• **Exercise**:
Pull each line with the string "Limits" from the entries.

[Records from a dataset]

....

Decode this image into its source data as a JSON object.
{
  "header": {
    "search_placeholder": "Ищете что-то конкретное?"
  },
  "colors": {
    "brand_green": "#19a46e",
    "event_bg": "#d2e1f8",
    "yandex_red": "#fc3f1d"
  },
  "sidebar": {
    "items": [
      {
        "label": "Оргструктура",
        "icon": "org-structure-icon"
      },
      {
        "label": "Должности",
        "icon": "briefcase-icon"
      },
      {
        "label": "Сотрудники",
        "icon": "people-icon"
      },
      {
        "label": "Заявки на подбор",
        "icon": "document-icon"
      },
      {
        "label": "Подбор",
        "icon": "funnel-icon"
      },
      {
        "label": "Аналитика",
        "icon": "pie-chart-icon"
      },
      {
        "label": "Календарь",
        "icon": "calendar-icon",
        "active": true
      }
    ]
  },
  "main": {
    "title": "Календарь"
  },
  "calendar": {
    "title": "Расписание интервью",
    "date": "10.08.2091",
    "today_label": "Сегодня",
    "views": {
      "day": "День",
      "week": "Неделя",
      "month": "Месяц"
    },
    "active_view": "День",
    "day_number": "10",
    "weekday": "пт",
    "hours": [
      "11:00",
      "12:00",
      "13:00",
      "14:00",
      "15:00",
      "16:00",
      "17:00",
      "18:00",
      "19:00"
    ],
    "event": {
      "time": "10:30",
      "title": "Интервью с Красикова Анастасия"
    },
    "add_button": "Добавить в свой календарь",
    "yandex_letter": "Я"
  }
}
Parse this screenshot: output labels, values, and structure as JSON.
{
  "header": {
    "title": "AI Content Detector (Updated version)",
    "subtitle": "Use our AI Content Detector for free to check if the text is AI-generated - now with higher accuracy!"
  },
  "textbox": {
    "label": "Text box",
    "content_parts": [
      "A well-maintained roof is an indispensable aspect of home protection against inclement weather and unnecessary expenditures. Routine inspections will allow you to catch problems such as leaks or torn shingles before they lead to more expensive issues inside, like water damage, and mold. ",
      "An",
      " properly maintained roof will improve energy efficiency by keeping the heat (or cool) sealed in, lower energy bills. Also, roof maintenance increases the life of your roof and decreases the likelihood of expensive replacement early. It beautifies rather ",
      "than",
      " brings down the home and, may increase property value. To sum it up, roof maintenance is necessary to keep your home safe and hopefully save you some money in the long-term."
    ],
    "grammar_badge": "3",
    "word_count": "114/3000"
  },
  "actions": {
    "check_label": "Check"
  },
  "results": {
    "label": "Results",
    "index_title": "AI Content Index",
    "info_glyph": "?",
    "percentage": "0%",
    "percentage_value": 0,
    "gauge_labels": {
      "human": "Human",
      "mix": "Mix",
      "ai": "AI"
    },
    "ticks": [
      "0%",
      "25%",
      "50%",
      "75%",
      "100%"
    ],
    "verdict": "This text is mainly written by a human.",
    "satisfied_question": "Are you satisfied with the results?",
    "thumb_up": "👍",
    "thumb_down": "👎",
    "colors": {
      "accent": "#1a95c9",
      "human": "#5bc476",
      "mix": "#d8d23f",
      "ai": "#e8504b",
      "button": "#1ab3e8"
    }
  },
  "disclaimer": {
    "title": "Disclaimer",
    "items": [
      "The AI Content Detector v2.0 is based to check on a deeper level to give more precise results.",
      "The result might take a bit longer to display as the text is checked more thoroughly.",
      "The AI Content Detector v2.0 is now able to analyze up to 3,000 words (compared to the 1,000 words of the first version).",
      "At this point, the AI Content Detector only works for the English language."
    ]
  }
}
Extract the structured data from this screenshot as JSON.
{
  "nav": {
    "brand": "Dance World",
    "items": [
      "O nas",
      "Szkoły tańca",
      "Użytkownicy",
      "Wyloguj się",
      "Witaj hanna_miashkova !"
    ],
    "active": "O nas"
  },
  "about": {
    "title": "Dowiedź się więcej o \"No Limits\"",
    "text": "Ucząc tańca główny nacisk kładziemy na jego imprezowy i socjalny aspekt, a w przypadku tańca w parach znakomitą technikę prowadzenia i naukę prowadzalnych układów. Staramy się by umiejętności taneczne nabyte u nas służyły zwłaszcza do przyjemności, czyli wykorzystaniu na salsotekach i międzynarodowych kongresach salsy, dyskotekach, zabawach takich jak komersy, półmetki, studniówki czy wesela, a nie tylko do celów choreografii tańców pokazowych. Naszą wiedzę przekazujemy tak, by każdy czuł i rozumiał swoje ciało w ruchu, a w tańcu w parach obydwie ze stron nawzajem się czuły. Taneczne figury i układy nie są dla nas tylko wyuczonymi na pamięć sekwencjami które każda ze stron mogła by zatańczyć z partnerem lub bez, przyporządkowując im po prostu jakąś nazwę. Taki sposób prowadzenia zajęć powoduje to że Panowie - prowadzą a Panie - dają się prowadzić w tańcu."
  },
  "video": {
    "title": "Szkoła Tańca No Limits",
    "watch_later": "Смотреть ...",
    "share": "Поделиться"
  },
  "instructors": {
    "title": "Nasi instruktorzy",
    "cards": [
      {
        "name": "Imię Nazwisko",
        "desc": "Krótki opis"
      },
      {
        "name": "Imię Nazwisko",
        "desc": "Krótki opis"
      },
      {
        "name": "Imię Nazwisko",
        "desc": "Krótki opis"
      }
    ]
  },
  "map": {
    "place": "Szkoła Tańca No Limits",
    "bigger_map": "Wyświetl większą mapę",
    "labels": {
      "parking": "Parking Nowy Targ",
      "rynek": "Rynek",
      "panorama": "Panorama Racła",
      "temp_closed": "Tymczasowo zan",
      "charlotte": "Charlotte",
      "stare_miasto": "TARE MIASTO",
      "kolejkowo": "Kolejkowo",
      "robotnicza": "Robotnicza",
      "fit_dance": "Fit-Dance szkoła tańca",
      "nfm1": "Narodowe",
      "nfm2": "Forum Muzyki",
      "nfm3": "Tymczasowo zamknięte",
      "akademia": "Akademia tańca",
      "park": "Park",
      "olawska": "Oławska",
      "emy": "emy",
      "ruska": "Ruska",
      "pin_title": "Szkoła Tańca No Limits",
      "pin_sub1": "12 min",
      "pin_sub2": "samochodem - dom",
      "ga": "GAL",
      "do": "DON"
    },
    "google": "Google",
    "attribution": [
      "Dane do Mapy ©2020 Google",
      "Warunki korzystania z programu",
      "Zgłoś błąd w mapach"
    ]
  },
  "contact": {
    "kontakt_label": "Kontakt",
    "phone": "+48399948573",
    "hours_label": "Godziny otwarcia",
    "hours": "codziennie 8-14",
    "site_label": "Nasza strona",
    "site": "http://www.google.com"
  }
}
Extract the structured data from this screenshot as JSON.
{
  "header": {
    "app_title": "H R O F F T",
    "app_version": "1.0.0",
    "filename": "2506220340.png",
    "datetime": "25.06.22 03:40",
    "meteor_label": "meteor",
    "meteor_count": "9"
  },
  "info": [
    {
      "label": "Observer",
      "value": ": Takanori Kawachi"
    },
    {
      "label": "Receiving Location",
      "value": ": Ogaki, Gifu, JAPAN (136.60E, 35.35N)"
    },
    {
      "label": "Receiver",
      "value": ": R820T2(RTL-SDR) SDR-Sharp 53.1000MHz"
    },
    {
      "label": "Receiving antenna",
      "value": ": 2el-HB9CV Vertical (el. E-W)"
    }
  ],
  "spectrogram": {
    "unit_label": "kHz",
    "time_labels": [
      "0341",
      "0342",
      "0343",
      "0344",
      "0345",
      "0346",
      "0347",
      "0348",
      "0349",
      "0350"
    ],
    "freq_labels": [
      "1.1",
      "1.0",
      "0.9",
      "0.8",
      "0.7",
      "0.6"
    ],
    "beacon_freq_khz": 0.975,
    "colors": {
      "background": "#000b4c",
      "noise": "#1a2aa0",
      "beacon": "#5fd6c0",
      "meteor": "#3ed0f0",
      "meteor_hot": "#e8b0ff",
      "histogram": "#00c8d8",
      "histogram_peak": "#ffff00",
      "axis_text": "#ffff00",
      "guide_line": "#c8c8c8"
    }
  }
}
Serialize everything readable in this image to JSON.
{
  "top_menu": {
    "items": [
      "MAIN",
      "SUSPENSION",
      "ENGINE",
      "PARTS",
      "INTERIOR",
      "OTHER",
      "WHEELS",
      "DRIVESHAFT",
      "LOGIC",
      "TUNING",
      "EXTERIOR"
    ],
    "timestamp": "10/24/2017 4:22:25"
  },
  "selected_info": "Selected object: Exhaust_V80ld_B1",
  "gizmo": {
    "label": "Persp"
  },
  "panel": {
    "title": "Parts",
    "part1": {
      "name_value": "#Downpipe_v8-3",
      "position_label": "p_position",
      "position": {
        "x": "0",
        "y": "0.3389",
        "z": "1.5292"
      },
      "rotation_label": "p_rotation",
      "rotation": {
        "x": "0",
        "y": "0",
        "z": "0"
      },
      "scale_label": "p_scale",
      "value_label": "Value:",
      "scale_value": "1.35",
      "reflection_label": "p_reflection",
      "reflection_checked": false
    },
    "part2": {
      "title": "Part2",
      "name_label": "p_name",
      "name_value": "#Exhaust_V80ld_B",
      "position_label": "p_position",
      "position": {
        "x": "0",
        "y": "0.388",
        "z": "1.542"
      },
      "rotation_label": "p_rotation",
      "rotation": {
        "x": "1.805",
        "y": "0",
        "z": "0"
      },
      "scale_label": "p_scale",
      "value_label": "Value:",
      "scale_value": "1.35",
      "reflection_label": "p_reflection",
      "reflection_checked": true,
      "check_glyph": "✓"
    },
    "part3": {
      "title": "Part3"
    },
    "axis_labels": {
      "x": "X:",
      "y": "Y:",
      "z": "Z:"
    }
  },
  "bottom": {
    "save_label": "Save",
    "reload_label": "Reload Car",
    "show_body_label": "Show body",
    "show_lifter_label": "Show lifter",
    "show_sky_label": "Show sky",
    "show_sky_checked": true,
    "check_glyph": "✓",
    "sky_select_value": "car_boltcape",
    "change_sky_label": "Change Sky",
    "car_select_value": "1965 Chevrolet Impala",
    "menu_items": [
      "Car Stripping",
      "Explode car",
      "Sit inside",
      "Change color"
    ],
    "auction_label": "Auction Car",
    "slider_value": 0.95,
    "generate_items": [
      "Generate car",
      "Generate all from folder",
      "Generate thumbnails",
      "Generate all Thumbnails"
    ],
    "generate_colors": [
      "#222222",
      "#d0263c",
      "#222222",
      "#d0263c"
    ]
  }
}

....

• **Result of this exercise**:
    "title": "Dowiedź się więcej o \"No Limits\"",
    "title": "Szkoła Tańca No Limits",
    "place": "Szkoła Tańca No Limits",
      "pin_title": "Szkoła Tańca No Limits",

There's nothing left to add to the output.